Topsy-turvy in Trapani
Even America’s Cup purists longing for Thames St. ambiance, skirts on keels, and national crews would have loved this one. The final day of Act 8 in Trapani, Sicily, was anything but predictable. Tacticians went from heroes to zeroes in a single shift. Rock-solid teams, like the sailors on Alinghi intending to protect their sterling match-racing record and win another Act, suddenly were vulnerable to all comers. Even media and spectators were out of sorts, running around in search of answers to the pressing questions of the day: is a four-way tie—between Alinghi, Team New Zealand, Luna Rossa, and BMW Oracle Racing—possible after 11 flights of races? And how do you break it?
Answer number one is an affirmative: America’s Cup racing circa 2005 is very competitive at the top. Each of these syndicates has squeezed every ounce of speed from their 2003-vintage ACC racers. The shorter racetrack and number of legs are also leading to tighter races and more opportunities to win—or upset. Throw in trying tactical conditions, and anything can happen.
The tie-breaker went to the Swiss defender, Alinghi, which was helmed by American Ed Baird. But put an asterisk next to it. They backed into victory after dropping two straight—first to the surprising K-Challenge, which had a big day to leap into fifth overall, and then BMW Oracle. The loss to the French was the defender’s first loss in 31 matches.
“Today was a beautiful day to be a skipper,” said BMW Oracle helmsman Chris Dickson. “I was thinking, drive the boat fast and good luck, guys. It was a tough day to be a tactician. There were big shifts and big pressure differences. And when both went your way you were famous. Sometimes you got the elevator and sometimes you got the shaft.”
Dickson’s newly configured afterguard of navigator Peter Isler, strategist Eric Doyle, and tactician Bertrand Pace scrapped their way back into their race against Luna Rossa, after trailing by eight boatlengths, only to give the lead back to the Italians on the final run. In their final-race showdown against Alinghi, BMW’s brains negotiated the course’s offerings of pressure and shifts to build a lead for good. However, they would have to settle for the satisfaction of finally beating the defender in a match race, because the tie-breaker put them in fourth overall; their losses to Luna Rossa and Team New Zealand—in the race of the regatta, which the Kiwis won by less than a length—made the difference.
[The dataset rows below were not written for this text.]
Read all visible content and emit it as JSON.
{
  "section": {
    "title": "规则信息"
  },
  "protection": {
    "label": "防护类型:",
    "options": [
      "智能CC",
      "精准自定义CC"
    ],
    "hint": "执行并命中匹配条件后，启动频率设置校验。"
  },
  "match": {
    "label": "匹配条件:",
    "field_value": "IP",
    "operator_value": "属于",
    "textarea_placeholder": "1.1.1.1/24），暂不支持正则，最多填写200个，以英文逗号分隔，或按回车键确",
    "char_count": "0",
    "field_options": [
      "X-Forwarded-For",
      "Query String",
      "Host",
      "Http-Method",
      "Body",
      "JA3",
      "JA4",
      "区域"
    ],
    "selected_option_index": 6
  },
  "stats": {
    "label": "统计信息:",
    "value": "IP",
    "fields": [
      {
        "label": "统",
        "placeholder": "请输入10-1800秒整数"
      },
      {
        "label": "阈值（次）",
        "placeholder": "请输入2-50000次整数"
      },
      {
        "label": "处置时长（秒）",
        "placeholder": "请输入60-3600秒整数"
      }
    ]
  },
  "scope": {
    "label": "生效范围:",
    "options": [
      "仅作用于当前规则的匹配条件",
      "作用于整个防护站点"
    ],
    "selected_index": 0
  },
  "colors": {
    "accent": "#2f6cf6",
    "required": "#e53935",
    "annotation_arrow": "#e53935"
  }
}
Sicilian Cup fans were abuzz about Luna Rossa, which looked fast and smart while defeating BMW Oracle Racing and putting themselves in a position to win the event. The Kiwis, however, spoiled the party. That race was a tactician’s match, a face-off between two former U.S. college sailing stars—Terry Hutchinson on Team New Zealand and Andy Horton on Luna Rossa—in conditions that rewarded the seat-of-the-pants approach that college sailing teaches on its small racecourses. “It was the Charles River,” quipped Hutchinson, referring to his old, notoriously shifty, college-sailing venue in Boston. He was good in his college days, and he was good at Trapani, where his team shut the door on Luna Rossa in the final match, went 2-0 on the day, and landed in second overall on the tie-breaker.
“It was hard to be in the lead,” said Hutchinson, “Impossible to defend. We were 0 for 2 on first crosses, but give us high marks for the rest of the races. A good day, but fun isn’t a word I’d used to describe it.” Josh Adams